It was 3pm and all we knew about our itinerary was that we were playing that night. So we did what touring musicians do and seized the opportunity to eat. The menu was fantastic and we had rare steaks and Polish red wine. By the time we’d finished we had been contacted and told we’d be taken in 20 minutes time to the venue. Nicely exhausted now, we changed into our suits and went to the spectacular Philharmonic Hall.

Soundcheck was challenging because we like to set up close and play very acoustic. However the support band was already set up and soundchecked and we were asked not to move anything before our set. The support group was about a 12-piece band including vocals, electronics, strings..... monitors everywhere and the drums miles away with swathes of damping taped to the snare.

Soundcheck finished at 7 and showtime was 8. We assumed we’d be on around 9. Backstage was a futuristic labyrinth like the Battlestar Galactica..... and yet there was pretty much zero hospitality other than bottles of water.

It was 10:30 before we went on in the end. The audience clapped in the right places but it was rare anyone cracked a smile until we suddenly got a standing ovation at the end! Afterwards we were locked out of our dressing room and the whole process of waiting to go back to the hotel was very Spinal Tap and seemed interminable.

I got to bed at 12:30 knowing I had to leave at 3:30am. Oh the glamour.

The Darius Brubeck Quartet in Sicily by Elaine Crouch

We did this the civilised way and caught an afternoon flight on Friday, arriving at Palermo airport on a beautiful sunset and in perfect time for dinner. Our host, Francesco, took us to a local restaurant where we did the set menu; ante pasta, pasta, main (all seafood) washed down with a carafe or two of the house wine. Afterwards we checked out a couple of the local bars that were busy and friendly, notable for the complete absence of lairy drunkenness.

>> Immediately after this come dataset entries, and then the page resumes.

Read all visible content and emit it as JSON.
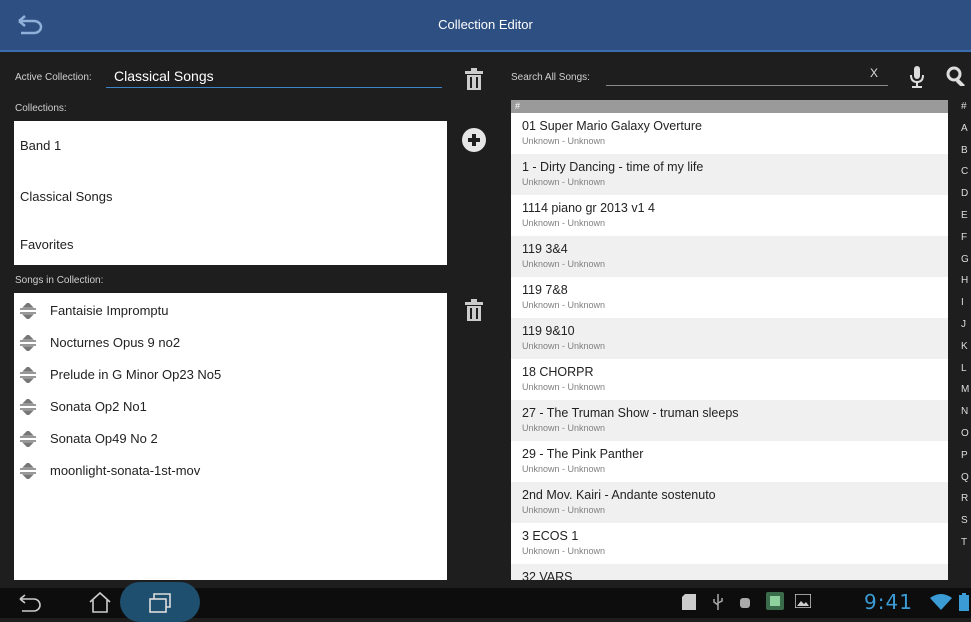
{
  "titlebar": {
    "title": "Collection Editor"
  },
  "left": {
    "active_label": "Active Collection:",
    "active_value": "Classical Songs",
    "collections_label": "Collections:",
    "collections": [
      "Band 1",
      "Classical Songs",
      "Favorites"
    ],
    "songs_label": "Songs in Collection:",
    "songs": [
      "Fantaisie Impromptu",
      "Nocturnes Opus 9 no2",
      "Prelude in G Minor Op23 No5",
      "Sonata Op2 No1",
      "Sonata Op49 No 2",
      "moonlight-sonata-1st-mov"
    ]
  },
  "search": {
    "label": "Search All Songs:",
    "clear": "X"
  },
  "list": {
    "header": "#",
    "items": [
      {
        "title": "01 Super Mario Galaxy Overture",
        "sub": "Unknown - Unknown"
      },
      {
        "title": "1 - Dirty Dancing - time of my life",
        "sub": "Unknown - Unknown"
      },
      {
        "title": "1114 piano gr 2013 v1 4",
        "sub": "Unknown - Unknown"
      },
      {
        "title": "119 3&4",
        "sub": "Unknown - Unknown"
      },
      {
        "title": "119 7&8",
        "sub": "Unknown - Unknown"
      },
      {
        "title": "119 9&10",
        "sub": "Unknown - Unknown"
      },
      {
        "title": "18 CHORPR",
        "sub": "Unknown - Unknown"
      },
      {
        "title": "27 - The Truman Show - truman sleeps",
        "sub": "Unknown - Unknown"
      },
      {
        "title": "29 - The Pink Panther",
        "sub": "Unknown - Unknown"
      },
      {
        "title": "2nd Mov. Kairi - Andante sostenuto",
        "sub": "Unknown - Unknown"
      },
      {
        "title": "3 ECOS 1",
        "sub": "Unknown - Unknown"
      },
      {
        "title": "32 VARS",
        "sub": ""
      }
    ]
  },
  "alpha_index": [
    "#",
    "A",
    "B",
    "C",
    "D",
    "E",
    "F",
    "G",
    "H",
    "I",
    "J",
    "K",
    "L",
    "M",
    "N",
    "O",
    "P",
    "Q",
    "R",
    "S",
    "T"
  ],
  "status": {
    "clock": "9:41"
  },
  "colors": {
    "accent": "#3b9bd4",
    "titlebar": "#2e4f82"
  }
}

The next day we had a good walk about. I went for a run around the harbour and to the Foro Italico. We had a 4pm set up and soundcheck at Sicily's oldest theatre - Real Teatro Santa Cecilia, built in 1693.

We had a beautiful dinner beforehand, Sicilian red wine, espresso and grappa. Perfect to energise us for our two well attended shows. The early set was the older folks and the later one well attended by the younger generation. The sound was good and we played two totally different sets with the exception of the compulsory Take Five that has everyone lurching for phones and iPads to video it. They always stop just after the head (the moment I start soloing!) - I’ve got used to it now but I used to find it most disconcerting....

The hotel was well appointed in the old town. The area was busy and noisy, and the air feels quite thick with pollution. By Sunday morning I had a better idea of the local geography and managed to find a running route to the Foro Italico via cobbled back alleys, whilst listening to radio commentary of England v New Zealand T20 cricket (a curious juxtaposition of cultures!)